4-month rifampicin safer than 9-month isoniazid for latent TB
Four months of daily rifampicin is safer than 9 months of daily isoniazid when it comes to treating latent tuberculosis (TB) infection, according to a post hoc safety analysis on pooled data from two randomized studies* — thus rendering the ambitious goal by the WHO to treat 30 million patients by 2022 possible.
“Safety has been the Achilles heel of latent TB infection treatment.

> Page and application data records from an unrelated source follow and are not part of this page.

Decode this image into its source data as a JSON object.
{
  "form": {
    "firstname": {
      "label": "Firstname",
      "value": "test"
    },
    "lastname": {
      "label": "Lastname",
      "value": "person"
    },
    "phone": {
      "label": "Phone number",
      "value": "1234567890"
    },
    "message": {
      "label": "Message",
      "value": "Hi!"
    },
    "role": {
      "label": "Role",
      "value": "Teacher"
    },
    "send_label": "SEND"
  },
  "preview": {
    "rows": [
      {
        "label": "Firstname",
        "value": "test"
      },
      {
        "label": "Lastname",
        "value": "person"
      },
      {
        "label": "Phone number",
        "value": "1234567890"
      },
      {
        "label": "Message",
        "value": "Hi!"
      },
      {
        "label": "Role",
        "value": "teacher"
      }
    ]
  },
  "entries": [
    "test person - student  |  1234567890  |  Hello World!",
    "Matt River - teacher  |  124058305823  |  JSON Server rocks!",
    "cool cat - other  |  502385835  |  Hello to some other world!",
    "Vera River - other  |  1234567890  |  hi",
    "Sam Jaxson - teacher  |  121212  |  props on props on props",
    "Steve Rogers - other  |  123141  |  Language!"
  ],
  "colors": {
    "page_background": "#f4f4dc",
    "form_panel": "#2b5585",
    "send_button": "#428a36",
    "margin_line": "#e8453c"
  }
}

The risk of adverse events [AEs], particularly hepatotoxicity, with most current first-line TB drugs, are orders of magnitude higher than other drugs routinely used in primary care,” the researchers pointed out.
“Convincing a person who does not have active TB to take tablets daily that might make them feel unwell or even seriously ill is challenging,” wrote Drs Simon Tiberi and Giovanni Battista Migliori of Queen Mary University of London, London, UK and Istituti Clinici Scientifici Maugeri IRCCS, Tradate, Italy, respectively in a linked commentary. “Toxicity is less forgiving in fit and well individuals and is likely to impact adherence.” [Lancet inf Dis 2019;doi:10.1016/S1473-3099(19)30627-9]
The incidence of grade 1–2 rash or grade 3–5 AEs — the analysis’s primary outcome — with the four-month rifampicin regimen was about half of that seen with nine-month isoniazid (1.5 percent vs 2.7 percent). The risk difference between groups was -1.2 percent (95 percent confidence interval [CI], -1.9 to -0.5), which translates to a number needed to harm of 67 for rifampicin and 37 for isoniazid. [Lancet inf Dis 2019;doi:10.1016/S1473-3099(19)30575-4]
With isoniazid, grade 3–4 hepatotoxicity was the most common AE — with three-quarters of the cases occurring within 4 months of starting treatment. Older age (≥35 years) emerged as a predictor for the primary safety outcome, and in particular, for grade 3–4 hepatotoxicity (adjusted odds ratios [ORs], 2.3 [95 confidence interval (CI), 1.3–4.2] for age 35–64 years and 5.3 [95 percent Ci, 1.9–13.3] for age 65–90 years, compared with age 18–34 years).
In addition, having pretreatment ALT** levels above the upper limit of normal was also associated with an increased risk of developing grade 3–4 hepatotoxicity in isoniazid-treated patients (OR, 2.6, 95 percent CI, 1.2–5.0).
“Safety, particularly hepatotoxicity, has been a major concern with isoniazid treatment for people aged 65 years and older,” said the researchers. “This concern is even more prominent as it appears inevitable that patients aged 65 years or older will need to be treated for latent TB infection to eliminate TB.”
Unlike isoniazid, the primary safety outcome in patients receiving rifampicin did not appear to be age-related. Moreover, grade 1–4 rash was the most common AE, instead of hepatotoxicity. Of note, no hepatotoxicity was observed in the 130 patients aged ≥65 years taking rifampicin.
On the other hand, inconsistent medication adherence (OR, 2.0, 95 percent CI, 1.1–3.6) and concomitant medication use (OR, 2.8, 95 percent CI, 1.5–5.2) were associated with a higher risk for all AEs among rifampicin-treated patients.
“On the basis of safety considerations alone, rifampicin should become a primary treatment option for latent TB infection,” concluded the researchers, stating that it is “probably the safest latent TB infection treatment option” for patients without a contraindication.
“For prescribing physicians, it is important to stress the importance of consistent medication adherence to patients and to be wary of potential interactions with concomitant medications,” they urged.
Making a difference
The shorter rifampicin regimen could make a difference to patient care, according to Tiberi and Migliori. “A 4-month regimen allows managing two patients instead of one on isoniazid for 9 months.”
“As use of this regimen expands, we believe careful surveillance is warranted to confirm that the findings from these randomised trials are consistent even under pragmatic conditions,” suggested the researchers.